Shared Decision Making – Power of Attorney
February 15, 2022
When imagining the future for a family member with autism, it’s crucial to understand the distinctions between power of attorney (POA), guardianship, and supported decision-making.
Guardianship laws recognize when an individual with a disability lacks the ability to make decisions for themselves, and they allow another person to make all life choices for that individual. In contrast, supported decision-making allows people with disabilities to make their own choices with support. However, New Jersey does not currently have any supported decision-making laws or regulations.
Power of attorney offers a middle ground by allowing a person (the “agent”) to make some decisions for an individual on the spectrum or with developmental disabilities (the “principal”), but without the hassle and expense of court appearances. It can also offer a binding legal document that is more substantial than a supported decision-making plan.
All powers of attorney in New Jersey require that both the principal and agent have capacity to make decisions and be of sound mind at the time the POA is created. Since POA is a sharing of decision making power, an individual can’t share the ability to make decisions with family members if he or she does not have the legal capacity to make those decisions in the first place.
What are the different types of Power of Attorney?
Below we aim to demystify the different types of power of attorney. While not all of these the types of POA listed below will apply to individuals with autism, they are included to help families understand the technical and legal information available about Powers of Attorney.
General Power of Attorney | A general power of attorney allows a person to act on behalf of the principal in any and all matters, as allowed by the state. The agent under a General Power of Attorney agreement may be authorized to take care of issues such as handling bank accounts, signing checks, selling property and assets like stocks, filing taxes, etc. This type of POA goes into effect immediately and ends upon the incapacitation of or death of the principal. It is only valid while the principal is competent or, in other words, while the principal is able to make decisions for him or herself and understand the consequences of those decisions. This is because the principal needs to be aware enough to agree to have control released on their behalf.
Decision-making support for adults with autism: A general POA is the type most likely to be useful to an individual with autism and his or her family. While the individual with autism keeps decision-making power for themselves, it can permit parents or other family members who have a general power of attorney to make decisions for the individual as well. For example, a parent with a general POA can help an adult child manage their finances or pay bills.
Durable Power of Attorney | A durable power of attorney goes into effect immediately. However, this POA stays in place even if the principal becomes incapacitated. It ends only upon the death of the principal. This is most commonly used for a principal who does not understand financial matters, and it usually allows the agent to sign checks or buy and sell real estate on behalf of the principal.
The difference between a general and a durable POA is when the POA ends. The General POA ends when the principal becomes incapacitated.
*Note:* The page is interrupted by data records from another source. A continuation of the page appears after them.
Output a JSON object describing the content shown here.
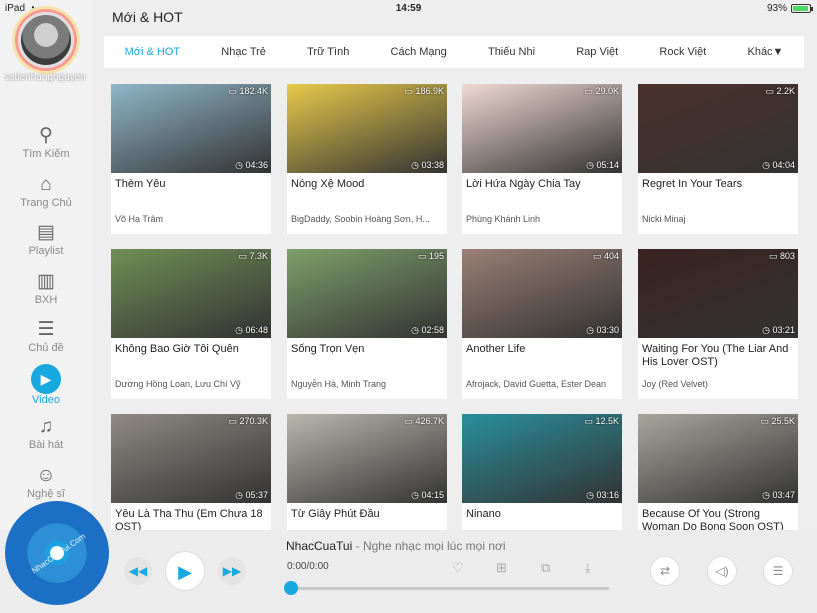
{
  "status": {
    "device": "iPad",
    "time": "14:59",
    "battery": "93%"
  },
  "sidebar": {
    "username": "satienhangnguyen",
    "items": [
      {
        "label": "Tìm Kiếm",
        "icon": "search-icon",
        "glyph": "⚲"
      },
      {
        "label": "Trang Chủ",
        "icon": "home-icon",
        "glyph": "⌂"
      },
      {
        "label": "Playlist",
        "icon": "playlist-icon",
        "glyph": "▤"
      },
      {
        "label": "BXH",
        "icon": "chart-icon",
        "glyph": "▥"
      },
      {
        "label": "Chủ đề",
        "icon": "topic-icon",
        "glyph": "☰"
      },
      {
        "label": "Video",
        "icon": "video-icon",
        "glyph": "▶"
      },
      {
        "label": "Bài hát",
        "icon": "music-note-icon",
        "glyph": "♫"
      },
      {
        "label": "Nghệ sĩ",
        "icon": "artist-icon",
        "glyph": "☺"
      }
    ]
  },
  "header": {
    "title": "Mới & HOT"
  },
  "tabs": [
    "Mới & HOT",
    "Nhạc Trẻ",
    "Trữ Tình",
    "Cách Mạng",
    "Thiếu Nhi",
    "Rap Việt",
    "Rock Việt",
    "Khác▼"
  ],
  "videos": [
    {
      "title": "Thèm Yêu",
      "artist": "Võ Hạ Trâm",
      "views": "182.4K",
      "duration": "04:36",
      "color": "#8fb6c9"
    },
    {
      "title": "Nóng Xệ Mood",
      "artist": "BigDaddy, Soobin Hoàng Sơn, H...",
      "views": "186.9K",
      "duration": "03:38",
      "color": "#e7c94a"
    },
    {
      "title": "Lời Hứa Ngày Chia Tay",
      "artist": "Phùng Khánh Linh",
      "views": "29.0K",
      "duration": "05:14",
      "color": "#f0d9d3"
    },
    {
      "title": "Regret In Your Tears",
      "artist": "Nicki Minaj",
      "views": "2.2K",
      "duration": "04:04",
      "color": "#4a2f2a"
    },
    {
      "title": "Không Bao Giờ Tôi Quên",
      "artist": "Dương Hồng Loan, Lưu Chí Vỹ",
      "views": "7.3K",
      "duration": "06:48",
      "color": "#6f8f55"
    },
    {
      "title": "Sống Trọn Vẹn",
      "artist": "Nguyễn Hà, Minh Trang",
      "views": "195",
      "duration": "02:58",
      "color": "#7da06a"
    },
    {
      "title": "Another Life",
      "artist": "Afrojack, David Guetta, Ester Dean",
      "views": "404",
      "duration": "03:30",
      "color": "#9a7f74"
    },
    {
      "title": "Waiting For You (The Liar And His Lover OST)",
      "artist": "Joy (Red Velvet)",
      "views": "803",
      "duration": "03:21",
      "color": "#3a2220"
    },
    {
      "title": "Yêu Là Tha Thu (Em Chưa 18 OST)",
      "artist": "",
      "views": "270.3K",
      "duration": "05:37",
      "color": "#8f8a84"
    },
    {
      "title": "Từ Giây Phút Đầu",
      "artist": "",
      "views": "426.7K",
      "duration": "04:15",
      "color": "#b9b6ad"
    },
    {
      "title": "Ninano",
      "artist": "",
      "views": "12.5K",
      "duration": "03:16",
      "color": "#2a8f9c"
    },
    {
      "title": "Because Of You (Strong Woman Do Bong Soon OST)",
      "artist": "",
      "views": "25.5K",
      "duration": "03:47",
      "color": "#a8a59c"
    }
  ],
  "player": {
    "disc_text": "NhacCuaTui.Com",
    "name": "NhacCuaTui",
    "separator": " - ",
    "tagline": "Nghe nhạc mọi lúc mọi nơi",
    "time": "0:00/0:00",
    "progress": 0
  },
  "glyphs": {
    "wifi": "◔",
    "prev": "◀◀",
    "play": "▶",
    "next": "▶▶",
    "heart": "♡",
    "add": "⊞",
    "share": "⧉",
    "download": "⤓",
    "shuffle": "⇄",
    "volume": "◁)",
    "queue": "☰"
  }
}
The Durable POA will stay in effect until the death of the principal and regardless of whether the principal is incapacitated.
Decision-making support for adults with autism: Autism is a developmental disability that is pervasive and life-long. The “incapacitation” anticipated by the durable POA is not a legal inability to make and understand the consequences of decisions that may be due to an individual’s autism. Instead, that future, possible incapacitation would normally be due to potential injury, illness, or old age. Accordingly, this type of POA would not be the best option for families considering decision making support for individuals turning 18.
Limited Power of Attorney | A limited power of attorney is used as a delegation of a principal party’s authority for an agent’s use over specific matters. Here, one individual can give another individual the right to perform certain tasks in his or her name, while still maintaining full and exclusive autonomy with respect to other tasks.
This should be differentiated from general power of attorney, with which the agent can do nearly anything, such as selling assets, transferring funds, or making gifts or investments. An agent with limited power of attorney can handle a specific task, such as buying property or opening a bank account for the individual who needs the assistance.
Decision-making for adults with autism: This type of POA is transactional, like filing loan applications or retitling a deed. It is reserved for specific instances versus broader powers.
Decision-making for adults with autism: This type of POA is the least likely to apply to families seeking decision making support individuals with autism. Since autism is a life-long disability, Springing POA would not apply to an individual who lacks legal decision-making capacity as a result of autism.
Only You Know What’s Right For Your Family
Each of these decision-making arrangements has its place, but what is best for your loved one is a deeply individualized choice. It is best to seek the advice of legal counsel to help you determine the best option for your specific circumstances. Visit the Legal and Financial Services and the Legal Services – Adult Services sections of our referral database for a list of professionals who can help you make this important decision.